"Not For Today" opens with an extended piano fantasy. Fleeting phrases by the other instrumentalists provide a bridge to a vocal anthem. The lyrics (by Kyra Gaunt) affirm the many "ways to freedom." In a spirit of celebration, Wolper shows her substantive improvisational chops, crafting a multiple layered vocal tapestry of the chorus "Let us feel the joy." In his improvisation, Azmeh considers many variants of the melody. Passages of tight interplay between clarinet and piano lead back to the song's repeated melodic theme, upon which Tabbal solos with abandon.

"Today Today," the final instrumental, begins with a pastoral melody, a dialog between bass and clarinet. Two and a half minutes in, the quiet gives way to a melody played in dramatic unison by the entire band. Forceful and rhythmic, this leads to an intense abstract piano solo, joined by clarinet. Filiano and Tabbal accompany with dramatic flair. The performance ends with a hairpin turn to the unison melody.

The recording "Early Morning Star" concludes with a lush treatment of a traditional Jewish song. "Tsur Mishelo" / "Los Bilbilicos" is a mashup of two Sephardic songs (music of Jews from the Spanish Diaspora). The texts are quite different: a Sabbath table song and a love song that uses the nightingale as a metaphor. Drawing upon a novel reharmonization, Gluck shapes a lyrical introduction to Azmeh's first statement of the melody. This leads to Wolper's rich vocal presentation of the song. Gluck's piano solo eloquently captures the pathos and longing of the love song. Azmeh's insistent, aching plea sustains the mood through the conclusion of the performance.

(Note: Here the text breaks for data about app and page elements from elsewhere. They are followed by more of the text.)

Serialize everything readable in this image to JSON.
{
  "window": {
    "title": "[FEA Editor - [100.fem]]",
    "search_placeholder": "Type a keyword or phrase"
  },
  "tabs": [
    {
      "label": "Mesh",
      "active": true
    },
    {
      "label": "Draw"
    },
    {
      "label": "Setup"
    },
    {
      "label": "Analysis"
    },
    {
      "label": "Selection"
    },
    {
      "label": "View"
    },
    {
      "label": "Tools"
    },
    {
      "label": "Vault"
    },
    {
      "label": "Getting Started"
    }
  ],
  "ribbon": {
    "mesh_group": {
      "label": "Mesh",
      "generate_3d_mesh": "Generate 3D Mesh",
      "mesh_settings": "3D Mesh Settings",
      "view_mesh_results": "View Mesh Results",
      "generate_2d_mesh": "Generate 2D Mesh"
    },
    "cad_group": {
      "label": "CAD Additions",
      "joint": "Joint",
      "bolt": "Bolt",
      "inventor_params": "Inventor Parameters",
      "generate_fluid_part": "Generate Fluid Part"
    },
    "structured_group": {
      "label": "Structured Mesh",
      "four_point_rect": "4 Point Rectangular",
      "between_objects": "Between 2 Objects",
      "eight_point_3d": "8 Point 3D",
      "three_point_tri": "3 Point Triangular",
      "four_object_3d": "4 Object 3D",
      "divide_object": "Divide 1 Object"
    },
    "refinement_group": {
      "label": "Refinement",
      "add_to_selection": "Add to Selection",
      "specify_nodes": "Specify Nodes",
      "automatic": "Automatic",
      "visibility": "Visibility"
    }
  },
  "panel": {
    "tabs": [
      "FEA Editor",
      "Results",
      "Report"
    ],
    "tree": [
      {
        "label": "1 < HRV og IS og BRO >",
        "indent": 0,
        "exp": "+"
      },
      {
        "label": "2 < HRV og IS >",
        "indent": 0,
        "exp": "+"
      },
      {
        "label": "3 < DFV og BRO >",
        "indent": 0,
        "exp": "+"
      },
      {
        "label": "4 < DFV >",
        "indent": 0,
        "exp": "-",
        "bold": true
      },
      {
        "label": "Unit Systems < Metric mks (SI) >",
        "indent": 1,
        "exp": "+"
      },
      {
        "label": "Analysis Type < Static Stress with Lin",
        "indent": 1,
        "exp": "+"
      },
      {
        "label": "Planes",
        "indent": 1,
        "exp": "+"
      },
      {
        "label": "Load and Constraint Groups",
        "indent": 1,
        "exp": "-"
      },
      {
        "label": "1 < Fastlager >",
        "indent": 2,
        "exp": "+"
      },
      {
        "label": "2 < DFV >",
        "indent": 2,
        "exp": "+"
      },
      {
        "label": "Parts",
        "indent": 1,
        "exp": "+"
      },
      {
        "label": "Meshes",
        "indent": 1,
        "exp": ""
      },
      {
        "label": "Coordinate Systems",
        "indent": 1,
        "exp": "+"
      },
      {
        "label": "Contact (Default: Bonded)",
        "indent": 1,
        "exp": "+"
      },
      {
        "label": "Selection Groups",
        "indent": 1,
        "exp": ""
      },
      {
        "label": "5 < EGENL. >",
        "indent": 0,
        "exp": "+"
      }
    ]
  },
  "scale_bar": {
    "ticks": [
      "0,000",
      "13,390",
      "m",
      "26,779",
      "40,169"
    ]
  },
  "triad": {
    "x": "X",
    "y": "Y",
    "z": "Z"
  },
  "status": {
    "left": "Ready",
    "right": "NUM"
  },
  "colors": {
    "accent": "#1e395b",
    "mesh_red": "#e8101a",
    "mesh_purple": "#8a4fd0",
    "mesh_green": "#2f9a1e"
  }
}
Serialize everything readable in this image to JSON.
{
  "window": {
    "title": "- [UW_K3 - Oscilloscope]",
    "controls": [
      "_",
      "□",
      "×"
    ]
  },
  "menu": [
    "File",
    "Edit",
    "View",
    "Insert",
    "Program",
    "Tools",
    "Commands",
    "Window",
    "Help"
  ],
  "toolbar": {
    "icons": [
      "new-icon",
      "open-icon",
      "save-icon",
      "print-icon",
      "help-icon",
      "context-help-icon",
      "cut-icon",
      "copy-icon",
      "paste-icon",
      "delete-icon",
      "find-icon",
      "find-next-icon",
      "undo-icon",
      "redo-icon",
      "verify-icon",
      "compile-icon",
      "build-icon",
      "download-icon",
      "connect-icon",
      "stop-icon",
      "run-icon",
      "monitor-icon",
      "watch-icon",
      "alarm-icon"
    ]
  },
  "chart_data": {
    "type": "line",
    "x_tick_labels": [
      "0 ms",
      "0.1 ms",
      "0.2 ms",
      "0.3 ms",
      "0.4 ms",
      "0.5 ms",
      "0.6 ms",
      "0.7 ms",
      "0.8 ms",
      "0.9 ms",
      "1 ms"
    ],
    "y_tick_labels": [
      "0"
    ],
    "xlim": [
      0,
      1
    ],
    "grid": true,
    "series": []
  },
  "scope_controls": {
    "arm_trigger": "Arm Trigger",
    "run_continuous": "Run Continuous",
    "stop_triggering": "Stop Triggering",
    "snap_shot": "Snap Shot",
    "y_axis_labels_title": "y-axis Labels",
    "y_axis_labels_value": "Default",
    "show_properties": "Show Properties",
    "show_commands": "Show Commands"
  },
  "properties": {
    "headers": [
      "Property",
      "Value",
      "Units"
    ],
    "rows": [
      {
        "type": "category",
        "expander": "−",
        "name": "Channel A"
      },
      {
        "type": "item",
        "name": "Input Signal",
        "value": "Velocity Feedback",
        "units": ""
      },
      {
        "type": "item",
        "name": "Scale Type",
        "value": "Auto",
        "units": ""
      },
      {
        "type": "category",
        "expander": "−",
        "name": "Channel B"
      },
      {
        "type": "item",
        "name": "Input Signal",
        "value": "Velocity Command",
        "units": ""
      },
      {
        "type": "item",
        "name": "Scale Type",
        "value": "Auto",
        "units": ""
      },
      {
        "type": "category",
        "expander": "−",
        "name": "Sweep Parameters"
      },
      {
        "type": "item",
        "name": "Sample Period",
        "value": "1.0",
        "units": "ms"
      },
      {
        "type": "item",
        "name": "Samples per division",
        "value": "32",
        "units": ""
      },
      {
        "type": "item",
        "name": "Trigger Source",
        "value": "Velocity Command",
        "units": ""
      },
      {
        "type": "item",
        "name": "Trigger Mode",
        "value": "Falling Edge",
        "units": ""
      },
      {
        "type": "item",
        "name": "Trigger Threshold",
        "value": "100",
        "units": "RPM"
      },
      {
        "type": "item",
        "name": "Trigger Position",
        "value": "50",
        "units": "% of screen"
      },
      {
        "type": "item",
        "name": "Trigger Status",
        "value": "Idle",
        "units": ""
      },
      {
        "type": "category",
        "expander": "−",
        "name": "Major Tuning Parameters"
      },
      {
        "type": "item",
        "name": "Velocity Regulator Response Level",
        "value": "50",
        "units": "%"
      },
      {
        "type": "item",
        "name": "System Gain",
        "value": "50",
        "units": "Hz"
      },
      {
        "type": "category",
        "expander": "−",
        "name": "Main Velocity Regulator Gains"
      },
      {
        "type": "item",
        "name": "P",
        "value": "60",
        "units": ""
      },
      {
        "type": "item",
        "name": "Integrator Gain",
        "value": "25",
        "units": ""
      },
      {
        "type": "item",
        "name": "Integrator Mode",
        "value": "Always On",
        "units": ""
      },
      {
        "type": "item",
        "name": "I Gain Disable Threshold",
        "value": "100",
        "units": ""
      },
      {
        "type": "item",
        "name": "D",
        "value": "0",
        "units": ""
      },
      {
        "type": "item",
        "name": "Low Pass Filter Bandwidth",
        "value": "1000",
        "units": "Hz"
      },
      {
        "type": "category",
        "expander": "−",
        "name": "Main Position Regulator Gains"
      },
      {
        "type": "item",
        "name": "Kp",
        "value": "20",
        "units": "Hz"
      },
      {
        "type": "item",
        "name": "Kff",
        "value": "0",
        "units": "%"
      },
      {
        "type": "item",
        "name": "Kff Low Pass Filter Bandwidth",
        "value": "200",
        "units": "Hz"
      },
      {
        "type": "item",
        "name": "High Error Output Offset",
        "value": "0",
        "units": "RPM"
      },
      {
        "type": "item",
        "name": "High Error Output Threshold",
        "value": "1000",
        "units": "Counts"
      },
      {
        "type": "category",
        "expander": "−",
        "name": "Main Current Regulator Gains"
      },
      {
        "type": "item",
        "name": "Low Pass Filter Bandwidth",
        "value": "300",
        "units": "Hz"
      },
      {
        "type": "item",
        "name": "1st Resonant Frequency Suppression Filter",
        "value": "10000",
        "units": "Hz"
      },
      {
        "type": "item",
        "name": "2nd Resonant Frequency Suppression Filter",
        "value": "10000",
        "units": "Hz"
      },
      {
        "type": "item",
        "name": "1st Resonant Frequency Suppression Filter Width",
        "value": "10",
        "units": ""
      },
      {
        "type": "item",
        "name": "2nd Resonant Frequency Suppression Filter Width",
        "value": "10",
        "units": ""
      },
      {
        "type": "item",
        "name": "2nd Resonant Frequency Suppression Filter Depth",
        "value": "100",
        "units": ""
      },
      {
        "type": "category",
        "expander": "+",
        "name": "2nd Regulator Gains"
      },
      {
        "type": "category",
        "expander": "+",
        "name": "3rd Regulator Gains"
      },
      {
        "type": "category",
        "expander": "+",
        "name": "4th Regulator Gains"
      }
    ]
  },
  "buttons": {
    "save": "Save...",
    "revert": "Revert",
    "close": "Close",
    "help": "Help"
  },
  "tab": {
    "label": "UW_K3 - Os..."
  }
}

Early Morning Star guides the listener through a panoply of moods, a message of social justice, and a remarkable level of musical interplay, collective and solo. Early Morning Star opens with the buoyant "Time of Singing." The core of the tune is a polyphony of melodic patterns, set to the refrain: "Arise, oh my beloved, arise, beloved!" The texts are drawn from the biblical Song of Songs. Wolper's graceful vocal is joined by a tapestry of layered instrumentals, together forming a kaleidoscope of shapes and textures. A vamp accompanying this display gives way to a rhapsodic piano solo grounded by a graceful bass motif that descends in thirds. The composition begins and ends with a lyrical depiction of early spring: "Winter rains have passed. Blossoms have appeared in the land. Time of singing is here. Voice of turtledove is heard; fig tree has borne fruit, amidst fragrant grapes."

The lyric of "Early Morning Star" paraphrases the prophet Isaiah's moral plea: "Learn to act rightly: seek justice, advocate for the oppressed, the orphaned and the widow." Gluck's cascading improvised piano lines ride above waves of clarinetist Kinan Azmeh's mournful thematic refrains.

The recording's first purely instrumental track, "Emerge-ency" begins with a volcanic mix of arco bass, swirling drums, and clarinet. An angular theme, and insistently repeated notes, interrupt the proceedings, preparing the way for intensely engaged solos on piano and bass. As Ken Filiano's solo unfolds, a multiplicity of bass articulations are employed to great effect.

"Flowing," another instrumental, begins with plaintive unison phrases, providing material for a spacious collective improvisation. The interplay displays empathetic listening and restraint by each musician.

"For Today" is a stately, sensitively played solo piano chorale. Through multiple repetitions of the theme, new perspectives on its core musical ideas emerge and unfold.

"Friday Song" is an elegy about the environmental crisis and human opportunity: "Fragile is this slender perch, risk free at a bargain price. Ever reckless are our hands. One time only; we have this chance; just one." The performance opens with a multiplicity of busy figures forming a collective drone. An instrumental brew swirls around the vocal, out of which Filiano, Azmeh, and then Gluck in turn shape delicate solo lines, each hovering on the edge of dissolution. Under it all, Tabbal shapes a texturally rich, unstable mélange of sound.